The first thing you do with a shot like this is to increase exposure obviously and I’ve never touched any other slider except the main one, where you increase the exposure by arbitrary EV. This brings up all the crap in dark areas that especially on smaller sensors (the APS-C in the D7000 used for this particular photo, but also in the Fuji sensor on my XT2 when used above 3200ISO) give that particular and very fake bluish tint with lots of (very “digital”) noise). More so if you also use “Shadow and Highlights” module!
But I’ve discovered that if you increase in the Exposure module the
black slider of a tiny percentage (like 0.002 or 0.003) then all the dark areas below this threshold become effectively 100% black and they stay like this throughout the pipeline.
You are effectively “crushing the blacks” and getting rid altogether of actual information but this is in my view more desirable than having to deal with denoising large patches of very dark areas that do not effectively bring any more value to the image.
Perhaps this is common knowledge for most of you but to me it was a revelation, so I hope that others as clueless (or beginners) as me may benefit in their processing.
I believe the
play_raw originated from the RT folks; I wasn’t a member at the time. Basically, someone uploads a raw with a license and we process away and preferably share the sidecar and workflow. In sum,
– CC license (PlayRaw stuff to keep in mind)
– Share processing steps
– Share processed images
That is what you are implying when you use the
play_raw tag. Of course, you may just want to talk about noise. We still prefer you release a license if it is your photo for your and the forum’s “protection” (i.e., we would know what to do with the image and how to share it).
I’ve also found occasion to do this for aesthetic reasons. I have an image of a flower against a background of its sibling foliage, shot in the western light of my dining room in the afternoon. Standard development showed the even exposure, where the predominantly darker green background distracted from the lighter pink flower. So, I just curved the dark background to the floor, a serendipitous exploitation of tone differences to do what might otherwise beg a layer mask. Using a curve anchored to 0,0 keeps the shadow crush from developing a cliff.
Another way to boost heavily under exposed images that scales the highlights away from black is to use fusion and multiply exposures in the base curve tool. The XML files I attached above will show I used two base curve tools and pulled the highlights more in the curves and with multiplication.
I think that your result using RT is the best of all attempts because the resulting image contains “gentle” noise that looks natural in a pleasant way in close up.
Your settings are very close to my settings except I used the LAB color space which is the default. The RGB color space setting leaves pronounced noise before the final touches. Can this be explained or is it “just the way it is”?
Below you will find the result of your settings with the LAB color space, your settings with the RGB color space and your final result after touch up. Big differences! Could you please explain your final touches in more detail and/or upload the pp3 file?

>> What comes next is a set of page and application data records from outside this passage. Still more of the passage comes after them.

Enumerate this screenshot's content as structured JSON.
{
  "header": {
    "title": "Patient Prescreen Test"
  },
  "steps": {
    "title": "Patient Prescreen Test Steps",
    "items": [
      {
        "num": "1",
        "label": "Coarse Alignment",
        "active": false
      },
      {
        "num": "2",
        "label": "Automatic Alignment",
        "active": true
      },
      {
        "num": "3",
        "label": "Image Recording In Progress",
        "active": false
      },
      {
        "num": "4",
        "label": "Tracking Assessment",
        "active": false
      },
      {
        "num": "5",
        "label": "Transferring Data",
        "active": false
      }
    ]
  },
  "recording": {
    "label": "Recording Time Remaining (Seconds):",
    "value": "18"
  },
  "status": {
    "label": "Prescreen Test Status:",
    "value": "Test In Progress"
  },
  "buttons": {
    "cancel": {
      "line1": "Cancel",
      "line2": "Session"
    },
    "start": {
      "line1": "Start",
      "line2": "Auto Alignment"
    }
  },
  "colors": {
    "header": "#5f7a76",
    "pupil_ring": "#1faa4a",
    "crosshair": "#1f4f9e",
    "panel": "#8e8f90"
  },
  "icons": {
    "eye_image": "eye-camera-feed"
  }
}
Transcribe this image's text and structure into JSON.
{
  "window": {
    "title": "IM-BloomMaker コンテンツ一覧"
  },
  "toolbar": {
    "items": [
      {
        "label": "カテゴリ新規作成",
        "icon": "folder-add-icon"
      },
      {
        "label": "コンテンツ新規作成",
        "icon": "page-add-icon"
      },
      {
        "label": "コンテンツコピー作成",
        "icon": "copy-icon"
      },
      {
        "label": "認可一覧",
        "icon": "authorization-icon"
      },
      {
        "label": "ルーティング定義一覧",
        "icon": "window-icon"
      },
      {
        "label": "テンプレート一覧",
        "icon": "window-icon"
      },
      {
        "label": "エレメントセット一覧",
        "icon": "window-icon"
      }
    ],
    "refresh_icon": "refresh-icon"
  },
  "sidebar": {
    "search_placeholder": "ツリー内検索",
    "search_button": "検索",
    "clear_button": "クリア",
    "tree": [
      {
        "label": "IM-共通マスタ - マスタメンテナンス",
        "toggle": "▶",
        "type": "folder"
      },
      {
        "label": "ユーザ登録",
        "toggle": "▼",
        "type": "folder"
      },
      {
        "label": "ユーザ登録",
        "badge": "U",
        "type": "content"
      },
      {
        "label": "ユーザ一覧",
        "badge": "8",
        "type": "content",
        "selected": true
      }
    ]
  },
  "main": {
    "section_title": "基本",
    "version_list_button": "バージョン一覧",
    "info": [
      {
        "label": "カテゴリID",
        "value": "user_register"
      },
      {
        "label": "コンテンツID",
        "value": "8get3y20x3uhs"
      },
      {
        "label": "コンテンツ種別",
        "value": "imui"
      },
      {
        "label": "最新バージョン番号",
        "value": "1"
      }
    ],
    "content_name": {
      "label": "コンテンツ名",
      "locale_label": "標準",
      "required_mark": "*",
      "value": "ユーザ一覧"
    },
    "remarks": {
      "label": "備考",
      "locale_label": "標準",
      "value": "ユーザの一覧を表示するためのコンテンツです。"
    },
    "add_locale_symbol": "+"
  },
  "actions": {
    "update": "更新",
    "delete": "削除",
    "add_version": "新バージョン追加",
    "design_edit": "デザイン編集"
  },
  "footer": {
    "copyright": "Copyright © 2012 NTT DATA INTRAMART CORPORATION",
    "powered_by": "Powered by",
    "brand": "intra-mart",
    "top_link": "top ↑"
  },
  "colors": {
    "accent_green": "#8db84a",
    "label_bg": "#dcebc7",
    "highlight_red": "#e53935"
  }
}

Here’s a pp3 that works with RT 5.5. It’s not identical to the previous one, but noise-wise it’s pretty close.
DSC_0629.jpg.out.pp3 (11.9 KB)
Thank you for the pp3-file.
When I use my original pp3-file, change the color space to RGB and change the chrominance curve from linear to equalizer I get a result very much the one you posted. The Chrominance curve has a big effect.
odd, in my tests I found it to have zero impact. I might have done something wrong though, I will re-evaluate